Which Joe gave his name to ‘sloppy joes’? We look at five interesting sandwiches and their lexical origins.
Language disorder marked by deficiency in the generation of speech, and sometimes also in its comprehension, due to brain disease or damage.
- ‘If the abscess is in the frontal lobes of the brain, it may cause loss of memory and reduced attention span, and dysphasia.’
- ‘An evidence base is emerging for the efficacy of a number of speech and language therapy interventions, especially in dysphasia, stammering, laryngectomy, and dysphonia.’
- ‘Elderly people are often in this position owing to illnesses such as dementia and strokes that cause dysphasia.’
- ‘We report the oral reading of a biscriptal (Turkish-English) patient who has previously been diagnosed with deep dysphasia in Turkish.’
- ‘Louise has a variable level of understanding which would appear to be due to a receptive dysphasia.’
Late 19th century: from Greek dusphatos ‘hard to utter’, from dus- ‘difficult’ + phatos ‘spoken’.
We take a look at several popular, though confusing, punctuation marks.
From Afghanistan to Zimbabwe, discover surprising and intriguing language facts from around the globe.

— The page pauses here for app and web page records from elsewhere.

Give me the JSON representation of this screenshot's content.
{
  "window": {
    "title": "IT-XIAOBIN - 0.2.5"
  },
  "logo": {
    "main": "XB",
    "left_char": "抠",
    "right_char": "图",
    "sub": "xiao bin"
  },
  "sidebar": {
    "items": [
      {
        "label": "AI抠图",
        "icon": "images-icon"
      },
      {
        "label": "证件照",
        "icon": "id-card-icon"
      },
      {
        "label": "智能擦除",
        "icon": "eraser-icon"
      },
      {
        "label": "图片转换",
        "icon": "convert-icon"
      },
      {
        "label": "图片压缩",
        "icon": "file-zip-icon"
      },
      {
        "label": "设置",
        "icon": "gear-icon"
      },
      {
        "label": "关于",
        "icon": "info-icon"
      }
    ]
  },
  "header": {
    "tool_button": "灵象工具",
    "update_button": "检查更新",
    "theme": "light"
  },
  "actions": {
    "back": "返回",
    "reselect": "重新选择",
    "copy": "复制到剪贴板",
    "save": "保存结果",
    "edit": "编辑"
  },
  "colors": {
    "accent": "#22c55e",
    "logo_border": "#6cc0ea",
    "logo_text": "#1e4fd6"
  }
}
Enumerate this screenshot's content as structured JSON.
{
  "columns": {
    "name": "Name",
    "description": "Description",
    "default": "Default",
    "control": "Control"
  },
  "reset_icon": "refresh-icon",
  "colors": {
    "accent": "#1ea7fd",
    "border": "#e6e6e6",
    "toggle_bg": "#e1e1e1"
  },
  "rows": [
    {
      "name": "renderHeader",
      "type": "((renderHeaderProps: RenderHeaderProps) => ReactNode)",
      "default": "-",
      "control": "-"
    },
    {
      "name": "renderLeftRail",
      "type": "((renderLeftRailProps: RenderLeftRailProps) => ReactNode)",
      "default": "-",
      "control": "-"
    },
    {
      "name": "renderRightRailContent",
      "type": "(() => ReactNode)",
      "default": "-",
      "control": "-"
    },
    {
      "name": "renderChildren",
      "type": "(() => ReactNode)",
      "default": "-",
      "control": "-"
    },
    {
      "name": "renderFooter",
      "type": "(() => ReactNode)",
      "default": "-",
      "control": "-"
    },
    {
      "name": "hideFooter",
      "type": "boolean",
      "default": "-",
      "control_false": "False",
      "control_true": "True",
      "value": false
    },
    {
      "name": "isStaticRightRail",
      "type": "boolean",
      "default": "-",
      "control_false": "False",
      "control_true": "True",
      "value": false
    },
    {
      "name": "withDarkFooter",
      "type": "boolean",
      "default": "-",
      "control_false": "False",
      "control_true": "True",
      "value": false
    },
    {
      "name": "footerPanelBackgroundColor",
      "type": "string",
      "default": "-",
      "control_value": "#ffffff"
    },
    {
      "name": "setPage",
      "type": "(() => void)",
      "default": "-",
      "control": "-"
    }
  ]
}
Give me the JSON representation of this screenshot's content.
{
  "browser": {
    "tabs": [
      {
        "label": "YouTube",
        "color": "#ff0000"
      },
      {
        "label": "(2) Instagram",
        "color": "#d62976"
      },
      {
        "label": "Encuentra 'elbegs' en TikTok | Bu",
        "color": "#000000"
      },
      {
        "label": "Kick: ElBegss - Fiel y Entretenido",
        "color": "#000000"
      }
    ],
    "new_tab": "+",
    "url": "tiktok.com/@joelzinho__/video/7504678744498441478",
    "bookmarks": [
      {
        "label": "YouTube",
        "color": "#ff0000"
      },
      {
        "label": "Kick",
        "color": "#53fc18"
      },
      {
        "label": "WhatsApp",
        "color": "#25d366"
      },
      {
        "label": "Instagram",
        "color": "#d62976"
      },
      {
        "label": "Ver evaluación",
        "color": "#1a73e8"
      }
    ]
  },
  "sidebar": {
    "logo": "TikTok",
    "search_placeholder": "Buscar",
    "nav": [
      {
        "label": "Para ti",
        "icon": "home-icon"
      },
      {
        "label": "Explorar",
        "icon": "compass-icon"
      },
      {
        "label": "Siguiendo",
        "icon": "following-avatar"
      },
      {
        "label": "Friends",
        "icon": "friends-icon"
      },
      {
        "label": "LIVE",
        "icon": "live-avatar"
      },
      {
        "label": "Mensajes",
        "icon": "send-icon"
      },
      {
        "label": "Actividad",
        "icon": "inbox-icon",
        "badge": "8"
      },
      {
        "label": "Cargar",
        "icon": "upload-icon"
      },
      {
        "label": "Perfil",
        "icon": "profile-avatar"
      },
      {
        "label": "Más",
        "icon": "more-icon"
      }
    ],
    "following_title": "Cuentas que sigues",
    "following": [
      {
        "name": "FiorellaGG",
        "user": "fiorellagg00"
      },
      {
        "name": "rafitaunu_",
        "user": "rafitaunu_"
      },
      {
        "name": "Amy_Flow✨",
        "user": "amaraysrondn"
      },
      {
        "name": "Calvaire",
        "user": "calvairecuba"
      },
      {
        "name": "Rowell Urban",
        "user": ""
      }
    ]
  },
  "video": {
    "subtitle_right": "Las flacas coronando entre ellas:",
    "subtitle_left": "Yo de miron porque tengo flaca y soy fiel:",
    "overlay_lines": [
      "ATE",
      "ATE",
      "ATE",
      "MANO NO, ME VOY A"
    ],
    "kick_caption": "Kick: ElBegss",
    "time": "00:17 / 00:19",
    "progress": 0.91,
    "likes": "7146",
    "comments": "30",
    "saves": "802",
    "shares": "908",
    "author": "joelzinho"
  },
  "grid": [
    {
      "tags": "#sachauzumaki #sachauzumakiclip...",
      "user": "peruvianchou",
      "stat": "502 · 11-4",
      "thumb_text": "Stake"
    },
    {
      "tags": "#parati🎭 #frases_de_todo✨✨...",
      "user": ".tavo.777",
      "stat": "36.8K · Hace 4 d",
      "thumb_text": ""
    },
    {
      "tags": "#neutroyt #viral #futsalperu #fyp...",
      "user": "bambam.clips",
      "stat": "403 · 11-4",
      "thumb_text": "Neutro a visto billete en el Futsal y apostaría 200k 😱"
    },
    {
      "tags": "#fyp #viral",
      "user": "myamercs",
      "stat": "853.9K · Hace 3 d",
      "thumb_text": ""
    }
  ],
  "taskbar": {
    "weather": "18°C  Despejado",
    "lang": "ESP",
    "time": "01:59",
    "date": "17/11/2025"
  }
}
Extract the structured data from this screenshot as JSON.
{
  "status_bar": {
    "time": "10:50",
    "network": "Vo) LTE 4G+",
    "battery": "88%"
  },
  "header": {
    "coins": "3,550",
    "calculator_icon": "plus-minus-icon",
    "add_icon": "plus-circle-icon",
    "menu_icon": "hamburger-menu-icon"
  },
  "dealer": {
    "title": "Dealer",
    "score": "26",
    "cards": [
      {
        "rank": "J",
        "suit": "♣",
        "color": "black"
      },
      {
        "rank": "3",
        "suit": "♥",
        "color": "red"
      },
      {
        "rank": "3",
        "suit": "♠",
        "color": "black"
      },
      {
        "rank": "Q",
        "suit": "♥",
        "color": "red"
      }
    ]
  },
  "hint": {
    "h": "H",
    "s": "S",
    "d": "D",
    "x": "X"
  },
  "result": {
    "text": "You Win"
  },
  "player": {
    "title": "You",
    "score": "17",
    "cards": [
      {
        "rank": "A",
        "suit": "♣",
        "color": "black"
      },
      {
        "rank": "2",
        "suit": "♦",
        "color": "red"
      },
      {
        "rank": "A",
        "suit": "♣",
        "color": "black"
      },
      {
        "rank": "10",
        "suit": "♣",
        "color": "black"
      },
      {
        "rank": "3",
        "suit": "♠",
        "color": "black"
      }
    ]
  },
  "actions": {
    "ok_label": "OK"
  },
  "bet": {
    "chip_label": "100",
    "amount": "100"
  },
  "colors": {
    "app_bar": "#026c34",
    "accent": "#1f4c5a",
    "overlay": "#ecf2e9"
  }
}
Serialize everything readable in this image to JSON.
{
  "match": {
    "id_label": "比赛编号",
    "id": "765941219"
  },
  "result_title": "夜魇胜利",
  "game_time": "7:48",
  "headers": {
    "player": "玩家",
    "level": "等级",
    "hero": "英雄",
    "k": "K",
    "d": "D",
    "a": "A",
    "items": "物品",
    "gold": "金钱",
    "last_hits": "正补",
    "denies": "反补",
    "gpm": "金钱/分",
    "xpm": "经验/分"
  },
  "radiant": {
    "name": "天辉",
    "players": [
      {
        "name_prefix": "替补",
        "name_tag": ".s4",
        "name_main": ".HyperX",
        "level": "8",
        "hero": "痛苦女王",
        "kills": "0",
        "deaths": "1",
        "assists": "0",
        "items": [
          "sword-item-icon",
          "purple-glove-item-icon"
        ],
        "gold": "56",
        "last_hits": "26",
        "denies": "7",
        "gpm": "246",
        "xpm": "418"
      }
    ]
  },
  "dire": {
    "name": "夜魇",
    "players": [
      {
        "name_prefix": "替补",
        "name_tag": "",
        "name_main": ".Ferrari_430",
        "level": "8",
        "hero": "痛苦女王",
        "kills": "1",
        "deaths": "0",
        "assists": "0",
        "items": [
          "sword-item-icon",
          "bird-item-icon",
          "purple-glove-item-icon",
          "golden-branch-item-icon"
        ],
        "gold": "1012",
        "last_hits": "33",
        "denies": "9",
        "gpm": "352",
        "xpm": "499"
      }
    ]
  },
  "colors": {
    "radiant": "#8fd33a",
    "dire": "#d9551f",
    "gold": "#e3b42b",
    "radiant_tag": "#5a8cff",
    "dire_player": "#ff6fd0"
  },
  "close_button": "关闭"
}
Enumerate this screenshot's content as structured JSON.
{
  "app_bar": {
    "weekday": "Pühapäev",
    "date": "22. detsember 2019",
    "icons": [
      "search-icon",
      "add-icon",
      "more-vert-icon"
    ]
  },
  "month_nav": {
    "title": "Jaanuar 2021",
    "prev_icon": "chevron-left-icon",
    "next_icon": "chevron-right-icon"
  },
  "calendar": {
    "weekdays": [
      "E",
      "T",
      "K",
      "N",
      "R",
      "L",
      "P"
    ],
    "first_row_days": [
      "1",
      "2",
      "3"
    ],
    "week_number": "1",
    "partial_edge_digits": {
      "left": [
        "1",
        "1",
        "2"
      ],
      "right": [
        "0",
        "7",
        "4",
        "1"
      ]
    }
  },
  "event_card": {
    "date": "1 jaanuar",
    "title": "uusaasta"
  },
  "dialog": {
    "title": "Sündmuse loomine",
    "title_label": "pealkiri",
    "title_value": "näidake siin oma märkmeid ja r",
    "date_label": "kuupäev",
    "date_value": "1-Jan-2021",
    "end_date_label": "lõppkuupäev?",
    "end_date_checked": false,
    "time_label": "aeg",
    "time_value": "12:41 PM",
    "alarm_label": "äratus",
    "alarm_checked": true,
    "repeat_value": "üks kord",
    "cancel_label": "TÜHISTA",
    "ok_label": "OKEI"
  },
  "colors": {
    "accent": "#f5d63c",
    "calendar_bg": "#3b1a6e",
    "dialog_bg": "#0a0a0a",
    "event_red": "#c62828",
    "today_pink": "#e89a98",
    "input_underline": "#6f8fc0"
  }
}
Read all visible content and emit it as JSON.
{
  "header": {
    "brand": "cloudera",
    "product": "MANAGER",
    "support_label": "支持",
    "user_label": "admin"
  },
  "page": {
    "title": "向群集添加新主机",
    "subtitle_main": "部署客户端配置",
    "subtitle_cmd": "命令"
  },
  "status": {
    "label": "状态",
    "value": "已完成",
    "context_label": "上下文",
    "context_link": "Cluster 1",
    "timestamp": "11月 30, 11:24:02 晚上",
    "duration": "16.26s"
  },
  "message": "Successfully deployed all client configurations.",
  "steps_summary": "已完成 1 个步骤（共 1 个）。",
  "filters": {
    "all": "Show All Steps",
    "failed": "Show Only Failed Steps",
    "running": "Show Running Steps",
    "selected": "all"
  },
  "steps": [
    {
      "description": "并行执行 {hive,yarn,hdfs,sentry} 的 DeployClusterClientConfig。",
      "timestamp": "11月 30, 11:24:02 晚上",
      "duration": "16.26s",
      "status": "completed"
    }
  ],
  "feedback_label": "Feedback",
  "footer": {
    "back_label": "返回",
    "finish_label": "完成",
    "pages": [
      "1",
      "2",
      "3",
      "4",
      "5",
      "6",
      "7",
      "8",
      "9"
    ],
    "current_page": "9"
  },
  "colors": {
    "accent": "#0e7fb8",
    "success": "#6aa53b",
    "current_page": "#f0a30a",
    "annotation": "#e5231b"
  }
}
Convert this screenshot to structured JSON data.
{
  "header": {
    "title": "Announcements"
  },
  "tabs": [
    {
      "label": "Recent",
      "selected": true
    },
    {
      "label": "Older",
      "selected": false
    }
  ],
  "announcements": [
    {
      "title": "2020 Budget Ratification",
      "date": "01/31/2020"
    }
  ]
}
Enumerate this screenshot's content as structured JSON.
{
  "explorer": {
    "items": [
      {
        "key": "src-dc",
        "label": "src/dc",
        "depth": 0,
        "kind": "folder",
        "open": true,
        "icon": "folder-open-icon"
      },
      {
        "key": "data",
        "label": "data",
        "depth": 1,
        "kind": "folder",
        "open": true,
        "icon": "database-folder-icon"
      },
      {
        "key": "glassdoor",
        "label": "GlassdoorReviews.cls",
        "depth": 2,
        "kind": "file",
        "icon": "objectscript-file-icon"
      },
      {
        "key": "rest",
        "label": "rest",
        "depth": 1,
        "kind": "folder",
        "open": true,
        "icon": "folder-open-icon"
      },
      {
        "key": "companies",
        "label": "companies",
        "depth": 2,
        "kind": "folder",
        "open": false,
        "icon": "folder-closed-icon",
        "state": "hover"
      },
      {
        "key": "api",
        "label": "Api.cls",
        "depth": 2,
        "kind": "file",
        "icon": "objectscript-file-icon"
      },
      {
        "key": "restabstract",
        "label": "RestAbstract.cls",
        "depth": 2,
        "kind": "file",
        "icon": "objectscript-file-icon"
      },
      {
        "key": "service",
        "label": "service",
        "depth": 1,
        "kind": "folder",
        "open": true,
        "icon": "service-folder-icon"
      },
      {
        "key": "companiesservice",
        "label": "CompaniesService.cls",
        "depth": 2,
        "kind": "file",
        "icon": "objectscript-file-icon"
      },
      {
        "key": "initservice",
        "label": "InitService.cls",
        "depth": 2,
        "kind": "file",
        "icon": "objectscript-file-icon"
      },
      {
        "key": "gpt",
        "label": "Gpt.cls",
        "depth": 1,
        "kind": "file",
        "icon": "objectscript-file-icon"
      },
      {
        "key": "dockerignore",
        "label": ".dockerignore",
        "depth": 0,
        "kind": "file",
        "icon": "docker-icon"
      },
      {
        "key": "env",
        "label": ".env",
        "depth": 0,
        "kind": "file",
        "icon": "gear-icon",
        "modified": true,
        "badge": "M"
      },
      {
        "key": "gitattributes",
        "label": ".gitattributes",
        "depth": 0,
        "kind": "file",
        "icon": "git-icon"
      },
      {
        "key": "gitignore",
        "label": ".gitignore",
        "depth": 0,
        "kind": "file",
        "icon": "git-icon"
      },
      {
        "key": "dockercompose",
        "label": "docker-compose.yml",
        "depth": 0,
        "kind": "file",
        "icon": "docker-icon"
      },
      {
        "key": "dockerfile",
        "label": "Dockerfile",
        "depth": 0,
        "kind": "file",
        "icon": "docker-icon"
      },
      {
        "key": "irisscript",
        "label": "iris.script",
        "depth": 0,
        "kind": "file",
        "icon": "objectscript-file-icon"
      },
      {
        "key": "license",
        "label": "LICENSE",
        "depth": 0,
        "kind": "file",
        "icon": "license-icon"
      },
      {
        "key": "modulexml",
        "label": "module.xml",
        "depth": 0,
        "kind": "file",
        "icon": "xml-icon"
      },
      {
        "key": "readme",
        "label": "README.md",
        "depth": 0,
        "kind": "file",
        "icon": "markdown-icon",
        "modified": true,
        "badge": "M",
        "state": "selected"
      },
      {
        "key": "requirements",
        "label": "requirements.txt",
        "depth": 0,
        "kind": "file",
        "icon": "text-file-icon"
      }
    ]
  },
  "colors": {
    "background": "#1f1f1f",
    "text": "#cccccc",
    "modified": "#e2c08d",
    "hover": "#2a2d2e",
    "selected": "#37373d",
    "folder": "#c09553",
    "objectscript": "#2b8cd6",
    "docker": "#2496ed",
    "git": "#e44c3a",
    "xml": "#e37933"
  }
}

The definitions of ‘buddy’ and ‘bro’ in the OED have recently been revised. We explore their history and increase in popularity.